Repeat the data exactly as it stands.

####################

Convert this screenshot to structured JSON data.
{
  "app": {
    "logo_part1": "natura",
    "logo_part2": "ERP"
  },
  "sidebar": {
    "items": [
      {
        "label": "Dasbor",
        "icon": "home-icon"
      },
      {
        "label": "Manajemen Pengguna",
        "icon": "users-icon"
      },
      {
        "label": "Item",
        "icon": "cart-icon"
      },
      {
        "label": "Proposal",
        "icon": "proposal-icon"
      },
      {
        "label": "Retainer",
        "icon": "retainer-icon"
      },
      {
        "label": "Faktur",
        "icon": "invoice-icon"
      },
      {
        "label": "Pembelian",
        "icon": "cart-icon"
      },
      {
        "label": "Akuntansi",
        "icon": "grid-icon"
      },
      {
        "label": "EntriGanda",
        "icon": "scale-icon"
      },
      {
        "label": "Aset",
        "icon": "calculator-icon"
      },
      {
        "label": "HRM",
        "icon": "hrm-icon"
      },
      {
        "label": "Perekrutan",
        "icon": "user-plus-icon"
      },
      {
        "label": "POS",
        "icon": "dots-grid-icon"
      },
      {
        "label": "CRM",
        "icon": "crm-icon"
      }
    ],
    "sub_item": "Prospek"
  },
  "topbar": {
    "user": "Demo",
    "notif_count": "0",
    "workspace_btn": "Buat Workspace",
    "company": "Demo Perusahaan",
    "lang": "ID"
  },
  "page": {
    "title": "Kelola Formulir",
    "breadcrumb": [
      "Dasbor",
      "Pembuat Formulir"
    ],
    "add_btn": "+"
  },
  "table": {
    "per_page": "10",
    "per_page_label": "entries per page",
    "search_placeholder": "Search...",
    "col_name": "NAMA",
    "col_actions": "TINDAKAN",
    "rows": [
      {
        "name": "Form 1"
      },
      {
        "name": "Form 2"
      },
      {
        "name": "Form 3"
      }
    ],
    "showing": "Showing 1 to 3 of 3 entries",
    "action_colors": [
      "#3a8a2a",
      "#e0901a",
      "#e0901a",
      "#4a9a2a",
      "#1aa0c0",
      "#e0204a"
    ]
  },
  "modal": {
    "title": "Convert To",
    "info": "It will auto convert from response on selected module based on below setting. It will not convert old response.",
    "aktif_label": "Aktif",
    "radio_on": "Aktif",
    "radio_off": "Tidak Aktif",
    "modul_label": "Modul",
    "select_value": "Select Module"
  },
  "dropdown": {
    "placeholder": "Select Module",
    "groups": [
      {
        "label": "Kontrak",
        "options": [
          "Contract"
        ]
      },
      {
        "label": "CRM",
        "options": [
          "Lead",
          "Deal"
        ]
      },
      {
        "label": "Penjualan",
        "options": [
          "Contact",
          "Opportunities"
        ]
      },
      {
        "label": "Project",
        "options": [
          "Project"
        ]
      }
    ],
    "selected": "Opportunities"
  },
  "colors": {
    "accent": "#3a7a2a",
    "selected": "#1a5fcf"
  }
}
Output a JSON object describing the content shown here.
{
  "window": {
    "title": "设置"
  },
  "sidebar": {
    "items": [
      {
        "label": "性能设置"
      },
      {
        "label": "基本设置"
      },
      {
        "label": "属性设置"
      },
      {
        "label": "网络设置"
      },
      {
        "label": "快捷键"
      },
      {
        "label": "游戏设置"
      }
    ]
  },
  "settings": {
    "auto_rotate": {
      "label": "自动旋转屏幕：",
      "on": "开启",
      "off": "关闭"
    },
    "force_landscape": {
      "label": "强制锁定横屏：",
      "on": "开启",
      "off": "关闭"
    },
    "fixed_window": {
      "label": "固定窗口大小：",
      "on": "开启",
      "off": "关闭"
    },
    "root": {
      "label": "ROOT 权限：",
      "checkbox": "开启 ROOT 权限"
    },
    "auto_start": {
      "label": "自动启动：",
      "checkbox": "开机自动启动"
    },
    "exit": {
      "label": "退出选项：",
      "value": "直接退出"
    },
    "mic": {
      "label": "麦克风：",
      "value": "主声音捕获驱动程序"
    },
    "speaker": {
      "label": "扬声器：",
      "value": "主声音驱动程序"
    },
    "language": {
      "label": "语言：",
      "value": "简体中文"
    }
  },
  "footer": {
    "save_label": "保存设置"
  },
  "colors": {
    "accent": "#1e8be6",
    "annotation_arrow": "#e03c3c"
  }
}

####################

= Task solution =
Convert this screenshot to structured JSON data.
{
  "app": {
    "logo_part1": "natura",
    "logo_part2": "ERP"
  },
  "sidebar": {
    "items": [
      {
        "label": "Dasbor",
        "icon": "home-icon"
      },
      {
        "label": "Manajemen Pengguna",
        "icon": "users-icon"
      },
      {
        "label": "Item",
        "icon": "cart-icon"
      },
      {
        "label": "Proposal",
        "icon": "proposal-icon"
      },
      {
        "label": "Retainer",
        "icon": "retainer-icon"
      },
      {
        "label": "Faktur",
        "icon": "invoice-icon"
      },
      {
        "label": "Pembelian",
        "icon": "cart-icon"
      },
      {
        "label": "Akuntansi",
        "icon": "grid-icon"
      },
      {
        "label": "EntriGanda",
        "icon": "scale-icon"
      },
      {
        "label": "Aset",
        "icon": "calculator-icon"
      },
      {
        "label": "HRM",
        "icon": "hrm-icon"
      },
      {
        "label": "Perekrutan",
        "icon": "user-plus-icon"
      },
      {
        "label": "POS",
        "icon": "dots-grid-icon"
      },
      {
        "label": "CRM",
        "icon": "crm-icon"
      }
    ],
    "sub_item": "Prospek"
  },
  "topbar": {
    "user": "Demo",
    "notif_count": "0",
    "workspace_btn": "Buat Workspace",
    "company": "Demo Perusahaan",
    "lang": "ID"
  },
  "page": {
    "title": "Kelola Formulir",
    "breadcrumb": [
      "Dasbor",
      "Pembuat Formulir"
    ],
    "add_btn": "+"
  },
  "table": {
    "per_page": "10",
    "per_page_label": "entries per page",
    "search_placeholder": "Search...",
    "col_name": "NAMA",
    "col_actions": "TINDAKAN",
    "rows": [
      {
        "name": "Form 1"
      },
      {
        "name": "Form 2"
      },
      {
        "name": "Form 3"
      }
    ],
    "showing": "Showing 1 to 3 of 3 entries",
    "action_colors": [
      "#3a8a2a",
      "#e0901a",
      "#e0901a",
      "#4a9a2a",
      "#1aa0c0",
      "#e0204a"
    ]
  },
  "modal": {
    "title": "Convert To",
    "info": "It will auto convert from response on selected module based on below setting. It will not convert old response.",
    "aktif_label": "Aktif",
    "radio_on": "Aktif",
    "radio_off": "Tidak Aktif",
    "modul_label": "Modul",
    "select_value": "Select Module"
  },
  "dropdown": {
    "placeholder": "Select Module",
    "groups": [
      {
        "label": "Kontrak",
        "options": [
          "Contract"
        ]
      },
      {
        "label": "CRM",
        "options": [
          "Lead",
          "Deal"
        ]
      },
      {
        "label": "Penjualan",
        "options": [
          "Contact",
          "Opportunities"
        ]
      },
      {
        "label": "Project",
        "options": [
          "Project"
        ]
      }
    ],
    "selected": "Opportunities"
  },
  "colors": {
    "accent": "#3a7a2a",
    "selected": "#1a5fcf"
  }
}
Output a JSON object describing the content shown here.
{
  "window": {
    "title": "设置"
  },
  "sidebar": {
    "items": [
      {
        "label": "性能设置"
      },
      {
        "label": "基本设置"
      },
      {
        "label": "属性设置"
      },
      {
        "label": "网络设置"
      },
      {
        "label": "快捷键"
      },
      {
        "label": "游戏设置"
      }
    ]
  },
  "settings": {
    "auto_rotate": {
      "label": "自动旋转屏幕：",
      "on": "开启",
      "off": "关闭"
    },
    "force_landscape": {
      "label": "强制锁定横屏：",
      "on": "开启",
      "off": "关闭"
    },
    "fixed_window": {
      "label": "固定窗口大小：",
      "on": "开启",
      "off": "关闭"
    },
    "root": {
      "label": "ROOT 权限：",
      "checkbox": "开启 ROOT 权限"
    },
    "auto_start": {
      "label": "自动启动：",
      "checkbox": "开机自动启动"
    },
    "exit": {
      "label": "退出选项：",
      "value": "直接退出"
    },
    "mic": {
      "label": "麦克风：",
      "value": "主声音捕获驱动程序"
    },
    "speaker": {
      "label": "扬声器：",
      "value": "主声音驱动程序"
    },
    "language": {
      "label": "语言：",
      "value": "简体中文"
    }
  },
  "footer": {
    "save_label": "保存设置"
  },
  "colors": {
    "accent": "#1e8be6",
    "annotation_arrow": "#e03c3c"
  }
}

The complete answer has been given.